AIM OF THE TASK:
The answer must be every line of the records below that holds the word "device".

Interface dataset entries:
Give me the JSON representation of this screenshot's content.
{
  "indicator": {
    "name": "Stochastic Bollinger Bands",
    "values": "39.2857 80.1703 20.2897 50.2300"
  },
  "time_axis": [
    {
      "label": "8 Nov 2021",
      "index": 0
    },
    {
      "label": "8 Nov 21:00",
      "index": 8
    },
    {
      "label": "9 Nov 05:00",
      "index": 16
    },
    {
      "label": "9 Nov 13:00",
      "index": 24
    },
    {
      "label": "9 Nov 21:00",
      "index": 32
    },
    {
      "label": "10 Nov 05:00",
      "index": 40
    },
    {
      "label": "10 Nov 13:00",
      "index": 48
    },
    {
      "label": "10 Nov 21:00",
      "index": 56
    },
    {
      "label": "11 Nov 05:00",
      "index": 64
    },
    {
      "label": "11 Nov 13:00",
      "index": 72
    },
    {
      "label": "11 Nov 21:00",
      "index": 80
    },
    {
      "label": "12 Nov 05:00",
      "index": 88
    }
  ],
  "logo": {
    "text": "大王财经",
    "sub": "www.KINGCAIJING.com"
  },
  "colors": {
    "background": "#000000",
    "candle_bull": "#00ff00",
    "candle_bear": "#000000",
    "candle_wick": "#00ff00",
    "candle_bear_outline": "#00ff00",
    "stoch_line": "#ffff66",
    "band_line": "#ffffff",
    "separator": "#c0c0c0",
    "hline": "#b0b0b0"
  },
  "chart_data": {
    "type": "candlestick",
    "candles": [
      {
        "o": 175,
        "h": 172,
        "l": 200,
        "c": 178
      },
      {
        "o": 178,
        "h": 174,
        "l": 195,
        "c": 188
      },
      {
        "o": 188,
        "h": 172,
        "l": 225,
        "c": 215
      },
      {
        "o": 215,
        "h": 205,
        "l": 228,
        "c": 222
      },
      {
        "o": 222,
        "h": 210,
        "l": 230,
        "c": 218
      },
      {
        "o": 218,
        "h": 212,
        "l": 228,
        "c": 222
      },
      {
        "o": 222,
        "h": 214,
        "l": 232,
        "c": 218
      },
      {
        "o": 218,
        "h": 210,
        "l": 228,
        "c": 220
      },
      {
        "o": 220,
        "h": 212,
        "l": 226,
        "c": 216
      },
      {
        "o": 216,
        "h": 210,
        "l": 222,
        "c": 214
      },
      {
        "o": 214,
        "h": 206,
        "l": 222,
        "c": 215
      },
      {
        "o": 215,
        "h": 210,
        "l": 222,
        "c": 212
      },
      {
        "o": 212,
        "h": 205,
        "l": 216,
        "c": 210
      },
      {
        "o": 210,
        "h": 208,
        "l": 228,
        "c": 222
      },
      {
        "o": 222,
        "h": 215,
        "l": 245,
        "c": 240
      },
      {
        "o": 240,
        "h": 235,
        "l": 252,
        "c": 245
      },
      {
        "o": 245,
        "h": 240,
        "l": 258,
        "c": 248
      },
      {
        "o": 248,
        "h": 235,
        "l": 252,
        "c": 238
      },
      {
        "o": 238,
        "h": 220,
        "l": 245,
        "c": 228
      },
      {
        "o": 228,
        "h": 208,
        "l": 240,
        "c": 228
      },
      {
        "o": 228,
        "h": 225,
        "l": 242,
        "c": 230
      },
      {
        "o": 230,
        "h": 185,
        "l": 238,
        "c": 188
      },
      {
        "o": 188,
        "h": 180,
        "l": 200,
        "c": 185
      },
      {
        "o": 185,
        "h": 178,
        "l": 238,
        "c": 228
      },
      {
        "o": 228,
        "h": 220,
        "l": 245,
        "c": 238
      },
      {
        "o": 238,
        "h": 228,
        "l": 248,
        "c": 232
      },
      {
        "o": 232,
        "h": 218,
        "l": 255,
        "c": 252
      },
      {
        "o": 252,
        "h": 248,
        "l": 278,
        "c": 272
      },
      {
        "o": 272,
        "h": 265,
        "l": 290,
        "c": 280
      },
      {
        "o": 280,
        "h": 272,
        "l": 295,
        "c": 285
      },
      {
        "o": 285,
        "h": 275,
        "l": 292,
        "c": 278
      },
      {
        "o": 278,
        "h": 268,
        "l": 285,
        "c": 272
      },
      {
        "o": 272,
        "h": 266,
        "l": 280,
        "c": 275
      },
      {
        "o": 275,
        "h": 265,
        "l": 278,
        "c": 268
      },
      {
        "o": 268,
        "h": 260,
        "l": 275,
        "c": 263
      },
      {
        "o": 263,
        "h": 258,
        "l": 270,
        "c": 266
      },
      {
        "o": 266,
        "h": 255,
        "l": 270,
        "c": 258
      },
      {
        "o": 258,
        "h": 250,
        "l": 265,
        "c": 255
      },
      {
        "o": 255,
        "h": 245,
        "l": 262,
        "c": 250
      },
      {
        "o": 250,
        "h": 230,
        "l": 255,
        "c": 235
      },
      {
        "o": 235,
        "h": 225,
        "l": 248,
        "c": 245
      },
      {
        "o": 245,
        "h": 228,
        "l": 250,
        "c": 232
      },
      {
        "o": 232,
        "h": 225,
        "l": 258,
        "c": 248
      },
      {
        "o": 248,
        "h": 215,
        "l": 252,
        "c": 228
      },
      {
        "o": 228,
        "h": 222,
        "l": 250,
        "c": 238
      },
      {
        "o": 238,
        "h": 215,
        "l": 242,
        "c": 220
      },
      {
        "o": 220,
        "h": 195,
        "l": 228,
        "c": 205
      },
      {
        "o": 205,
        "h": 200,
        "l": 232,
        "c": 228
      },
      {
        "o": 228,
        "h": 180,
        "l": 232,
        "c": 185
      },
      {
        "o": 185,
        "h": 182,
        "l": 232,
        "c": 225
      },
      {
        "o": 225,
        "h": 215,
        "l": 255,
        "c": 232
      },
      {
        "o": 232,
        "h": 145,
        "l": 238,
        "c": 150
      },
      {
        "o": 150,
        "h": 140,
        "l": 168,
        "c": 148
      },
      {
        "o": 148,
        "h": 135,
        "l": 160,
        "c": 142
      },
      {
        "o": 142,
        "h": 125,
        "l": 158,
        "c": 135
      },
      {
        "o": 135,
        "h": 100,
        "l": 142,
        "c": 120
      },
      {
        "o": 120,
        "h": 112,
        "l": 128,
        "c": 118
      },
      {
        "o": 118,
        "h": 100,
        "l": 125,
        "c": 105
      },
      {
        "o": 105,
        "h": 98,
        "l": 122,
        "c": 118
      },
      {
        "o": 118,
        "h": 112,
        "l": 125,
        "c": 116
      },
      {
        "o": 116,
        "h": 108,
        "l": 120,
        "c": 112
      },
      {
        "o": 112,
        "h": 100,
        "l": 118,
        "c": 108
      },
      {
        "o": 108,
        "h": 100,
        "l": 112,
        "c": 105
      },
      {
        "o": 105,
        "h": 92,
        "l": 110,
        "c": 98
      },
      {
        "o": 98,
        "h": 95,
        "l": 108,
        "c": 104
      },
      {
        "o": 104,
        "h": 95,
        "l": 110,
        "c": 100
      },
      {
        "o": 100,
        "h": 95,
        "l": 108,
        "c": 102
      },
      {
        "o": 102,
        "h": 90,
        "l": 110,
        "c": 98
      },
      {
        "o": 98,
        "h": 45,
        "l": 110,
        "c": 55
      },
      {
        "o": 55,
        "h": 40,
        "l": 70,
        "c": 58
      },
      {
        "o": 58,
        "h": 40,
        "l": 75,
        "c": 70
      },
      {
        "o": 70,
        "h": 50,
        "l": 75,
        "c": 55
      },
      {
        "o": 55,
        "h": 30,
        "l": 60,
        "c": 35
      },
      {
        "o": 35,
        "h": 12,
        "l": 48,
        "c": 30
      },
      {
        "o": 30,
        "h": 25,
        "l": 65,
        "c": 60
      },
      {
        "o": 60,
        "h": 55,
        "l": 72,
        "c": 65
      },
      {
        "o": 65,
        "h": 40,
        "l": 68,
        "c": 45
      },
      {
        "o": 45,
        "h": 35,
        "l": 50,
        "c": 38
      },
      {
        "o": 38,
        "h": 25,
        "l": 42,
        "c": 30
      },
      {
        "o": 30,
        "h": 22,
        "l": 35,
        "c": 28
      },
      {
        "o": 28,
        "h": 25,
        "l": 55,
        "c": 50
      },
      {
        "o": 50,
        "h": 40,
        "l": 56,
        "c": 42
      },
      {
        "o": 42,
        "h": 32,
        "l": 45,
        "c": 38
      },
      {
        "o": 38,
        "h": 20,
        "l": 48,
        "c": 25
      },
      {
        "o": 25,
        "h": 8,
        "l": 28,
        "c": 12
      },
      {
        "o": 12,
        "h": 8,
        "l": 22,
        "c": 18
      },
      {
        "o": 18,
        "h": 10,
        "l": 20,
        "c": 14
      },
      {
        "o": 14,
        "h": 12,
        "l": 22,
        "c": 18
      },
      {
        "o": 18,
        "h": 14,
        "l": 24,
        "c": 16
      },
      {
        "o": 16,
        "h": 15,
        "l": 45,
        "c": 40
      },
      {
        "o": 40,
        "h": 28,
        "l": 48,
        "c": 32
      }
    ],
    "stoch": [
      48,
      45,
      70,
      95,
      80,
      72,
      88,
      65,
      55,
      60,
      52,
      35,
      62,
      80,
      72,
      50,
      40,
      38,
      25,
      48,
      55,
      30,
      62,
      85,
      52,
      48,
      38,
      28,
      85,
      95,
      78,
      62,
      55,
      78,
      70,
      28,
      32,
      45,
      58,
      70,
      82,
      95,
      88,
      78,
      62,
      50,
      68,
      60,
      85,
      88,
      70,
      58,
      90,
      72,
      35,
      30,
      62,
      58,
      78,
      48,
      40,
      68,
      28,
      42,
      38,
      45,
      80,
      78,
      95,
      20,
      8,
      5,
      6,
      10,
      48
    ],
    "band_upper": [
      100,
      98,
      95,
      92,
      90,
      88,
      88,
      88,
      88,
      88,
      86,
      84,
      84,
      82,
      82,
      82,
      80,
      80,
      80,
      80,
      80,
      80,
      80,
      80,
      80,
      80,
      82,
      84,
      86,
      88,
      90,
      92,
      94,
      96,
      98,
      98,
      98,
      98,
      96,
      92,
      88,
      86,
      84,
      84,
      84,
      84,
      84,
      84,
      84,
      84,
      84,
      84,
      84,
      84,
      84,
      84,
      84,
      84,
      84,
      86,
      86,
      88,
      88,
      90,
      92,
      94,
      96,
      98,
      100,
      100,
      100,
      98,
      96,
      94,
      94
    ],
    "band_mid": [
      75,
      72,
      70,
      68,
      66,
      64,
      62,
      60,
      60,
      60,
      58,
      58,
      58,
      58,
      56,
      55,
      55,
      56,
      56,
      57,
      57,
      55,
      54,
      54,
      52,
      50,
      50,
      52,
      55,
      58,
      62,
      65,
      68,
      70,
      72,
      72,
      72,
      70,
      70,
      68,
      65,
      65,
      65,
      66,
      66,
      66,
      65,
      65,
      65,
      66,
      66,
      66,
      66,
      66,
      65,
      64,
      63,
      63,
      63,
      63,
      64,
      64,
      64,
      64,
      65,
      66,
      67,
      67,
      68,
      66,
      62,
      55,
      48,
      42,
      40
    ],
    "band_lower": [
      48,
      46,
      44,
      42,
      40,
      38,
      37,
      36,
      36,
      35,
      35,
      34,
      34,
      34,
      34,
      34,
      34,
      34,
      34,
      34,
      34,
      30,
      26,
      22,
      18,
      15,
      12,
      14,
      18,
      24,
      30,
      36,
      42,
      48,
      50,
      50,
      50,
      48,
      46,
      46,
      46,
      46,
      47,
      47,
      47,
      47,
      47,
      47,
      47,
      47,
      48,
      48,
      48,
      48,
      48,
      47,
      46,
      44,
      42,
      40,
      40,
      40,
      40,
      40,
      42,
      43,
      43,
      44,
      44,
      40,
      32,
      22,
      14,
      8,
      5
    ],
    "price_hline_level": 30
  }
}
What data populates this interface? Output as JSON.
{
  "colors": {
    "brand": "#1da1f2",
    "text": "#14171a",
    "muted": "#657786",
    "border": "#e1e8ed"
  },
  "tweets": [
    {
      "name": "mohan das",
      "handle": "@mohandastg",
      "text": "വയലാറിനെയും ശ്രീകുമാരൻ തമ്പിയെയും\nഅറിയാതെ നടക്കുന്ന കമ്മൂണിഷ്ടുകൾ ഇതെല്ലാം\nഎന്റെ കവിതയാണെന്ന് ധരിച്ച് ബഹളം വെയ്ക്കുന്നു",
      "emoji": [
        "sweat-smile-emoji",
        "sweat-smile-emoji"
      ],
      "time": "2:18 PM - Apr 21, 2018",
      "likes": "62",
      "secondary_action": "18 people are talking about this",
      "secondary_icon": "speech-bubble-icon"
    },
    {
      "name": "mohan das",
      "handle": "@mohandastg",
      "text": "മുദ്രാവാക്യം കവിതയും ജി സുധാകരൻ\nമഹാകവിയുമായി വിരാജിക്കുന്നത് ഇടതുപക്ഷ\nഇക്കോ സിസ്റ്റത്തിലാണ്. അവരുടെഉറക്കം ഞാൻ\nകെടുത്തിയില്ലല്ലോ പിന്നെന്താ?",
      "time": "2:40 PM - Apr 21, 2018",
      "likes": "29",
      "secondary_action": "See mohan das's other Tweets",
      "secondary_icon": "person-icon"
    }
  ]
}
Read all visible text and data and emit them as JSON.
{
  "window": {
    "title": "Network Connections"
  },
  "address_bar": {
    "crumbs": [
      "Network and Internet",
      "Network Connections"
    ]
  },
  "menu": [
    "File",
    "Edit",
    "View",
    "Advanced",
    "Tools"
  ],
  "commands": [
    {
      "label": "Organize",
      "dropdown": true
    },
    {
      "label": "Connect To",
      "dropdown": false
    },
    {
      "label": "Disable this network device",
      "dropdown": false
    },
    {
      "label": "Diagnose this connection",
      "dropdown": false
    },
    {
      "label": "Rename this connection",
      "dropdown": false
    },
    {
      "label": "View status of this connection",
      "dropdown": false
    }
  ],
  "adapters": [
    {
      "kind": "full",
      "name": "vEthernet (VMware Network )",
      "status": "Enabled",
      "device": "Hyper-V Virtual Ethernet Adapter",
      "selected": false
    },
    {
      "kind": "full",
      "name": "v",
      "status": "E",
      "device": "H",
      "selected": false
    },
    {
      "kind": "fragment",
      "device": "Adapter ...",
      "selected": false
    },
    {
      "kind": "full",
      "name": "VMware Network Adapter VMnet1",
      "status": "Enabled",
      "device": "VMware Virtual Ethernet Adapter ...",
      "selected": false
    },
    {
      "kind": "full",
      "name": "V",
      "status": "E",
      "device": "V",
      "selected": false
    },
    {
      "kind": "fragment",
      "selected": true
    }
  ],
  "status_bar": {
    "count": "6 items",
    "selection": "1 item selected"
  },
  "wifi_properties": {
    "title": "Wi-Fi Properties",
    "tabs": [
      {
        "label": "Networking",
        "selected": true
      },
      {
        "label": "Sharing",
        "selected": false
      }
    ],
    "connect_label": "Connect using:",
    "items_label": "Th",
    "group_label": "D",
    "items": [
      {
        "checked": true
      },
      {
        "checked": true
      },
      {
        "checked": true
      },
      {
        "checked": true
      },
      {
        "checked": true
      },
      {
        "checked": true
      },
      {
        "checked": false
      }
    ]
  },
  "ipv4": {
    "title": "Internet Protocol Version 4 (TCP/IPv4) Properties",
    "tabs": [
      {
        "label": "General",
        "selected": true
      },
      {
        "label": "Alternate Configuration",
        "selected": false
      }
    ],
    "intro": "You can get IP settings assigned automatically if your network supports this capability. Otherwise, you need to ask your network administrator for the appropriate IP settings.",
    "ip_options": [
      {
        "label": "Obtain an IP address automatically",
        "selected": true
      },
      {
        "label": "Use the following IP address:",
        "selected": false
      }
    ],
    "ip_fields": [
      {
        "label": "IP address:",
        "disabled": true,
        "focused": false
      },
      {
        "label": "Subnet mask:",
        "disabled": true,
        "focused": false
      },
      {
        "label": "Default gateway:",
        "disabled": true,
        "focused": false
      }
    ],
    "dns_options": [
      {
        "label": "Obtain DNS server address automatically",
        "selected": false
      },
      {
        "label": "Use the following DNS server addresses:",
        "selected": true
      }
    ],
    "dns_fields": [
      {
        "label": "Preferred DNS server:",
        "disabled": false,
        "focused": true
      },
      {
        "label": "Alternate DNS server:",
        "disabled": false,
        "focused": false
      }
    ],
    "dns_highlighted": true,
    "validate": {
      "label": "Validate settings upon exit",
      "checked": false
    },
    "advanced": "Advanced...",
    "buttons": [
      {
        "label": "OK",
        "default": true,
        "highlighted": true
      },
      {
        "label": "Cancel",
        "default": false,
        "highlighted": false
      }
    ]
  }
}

ANSWER TO THE PROBLEM:
      "label": "Disable this network device",
      "device": "Hyper-V Virtual Ethernet Adapter",
      "device": "H",
      "device": "Adapter ...",
      "device": "VMware Virtual Ethernet Adapter ...",
      "device": "V",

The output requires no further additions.